While the flashy 'good vs. evil' dialog absorbs our attention (and quite reasonably so), I can not help but to feel that there are more subtle things going on which are not receiving press or dialog.
We as a country (or at least me as a person) are so exhausted at the thought of freaking out yet again, or even trying to keep track of the latest indignity heaped on our plate that it is difficult to give a shit. But it is more than that. The infection that has torn into the financial system - not just rampant deregulation which is bad enough - but the will to cause such global suffering to make yourself more rich is one part aspect of it. A lesser advertised, but more dangerous part is the dark cynicism which blinds the politicians to the will and desire of the people in order to pay these same fools to fix what they already broke.
Corruption and cronyism are hardly some shiny new thing, but I wonder if this time we are standing just past the brink of fundamental social change with regard to the relationship between the government and the governed. Transcending the usual tactic of the signing statement, we have the executive branch taking the position that a bill signed into law will not be enforced because it is a constitutional infringement on his executive powers. From the New York Times:
The Bush administration has informed Congress that it is bypassing a law intended to forbid political interference with reports to lawmakers by the Department of Homeland Security.This was discussed at some length at the fine blog Cab Drollery. The title of the post is "Return of the Unitard". Who the fuck are these people? They are a Lame Duck Administration with some of the lowest polling numbers Ever Seen for a living president. You explain to me because I am out of ideas - except for the conclusion that the Democracy that we know and love is no longer a living organism.
The August 2007 law requires the agency’s chief privacy officer to report each year about Homeland Security activities that affect privacy, and requires that the reports be submitted directly to Congress “without any prior comment or amendment” by superiors at the department or the White House.

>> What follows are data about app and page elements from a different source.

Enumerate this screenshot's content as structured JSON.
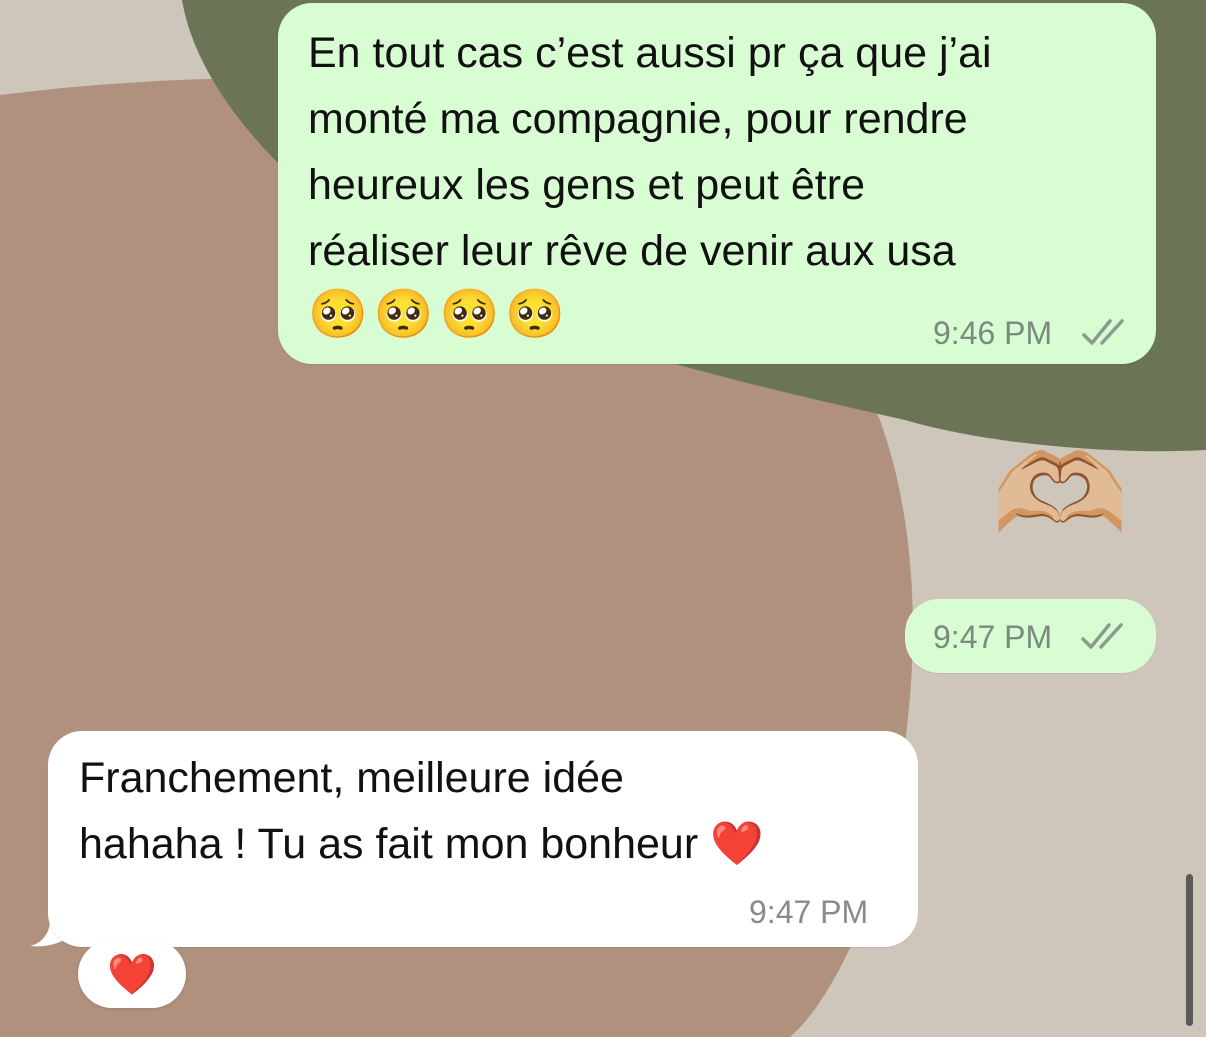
{
  "messages": {
    "outgoing_1": {
      "text": "En tout cas c’est aussi pr ça que j’ai\nmonté ma compagnie, pour rendre\nheureux les gens et peut être\nréaliser leur rêve de venir aux usa",
      "emojis": "🥺🥺🥺🥺",
      "time": "9:46 PM",
      "status": "read"
    },
    "outgoing_2": {
      "emoji": "🫶🏼",
      "time": "9:47 PM",
      "status": "read"
    },
    "incoming_1": {
      "text": "Franchement, meilleure idée\nhahaha ! Tu as fait mon bonheur ❤️",
      "time": "9:47 PM",
      "reaction": "❤️"
    }
  },
  "colors": {
    "outgoing_bubble": "#d9fdd3",
    "incoming_bubble": "#ffffff",
    "wallpaper_beige": "#cfc6bb",
    "wallpaper_tan": "#b0907c",
    "wallpaper_green": "#6a7455"
  },
  "icons": {
    "read_ticks": "double-check-icon"
  }
}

But newly disclosed documents show that the Justice Department issued a legal opinion last January questioning the basis for that restriction, and that Michael Chertoff, the homeland security secretary, later advised Congress that the administration would not “apply this provision strictly” because it infringed on the president’s powers. [Emphasis added]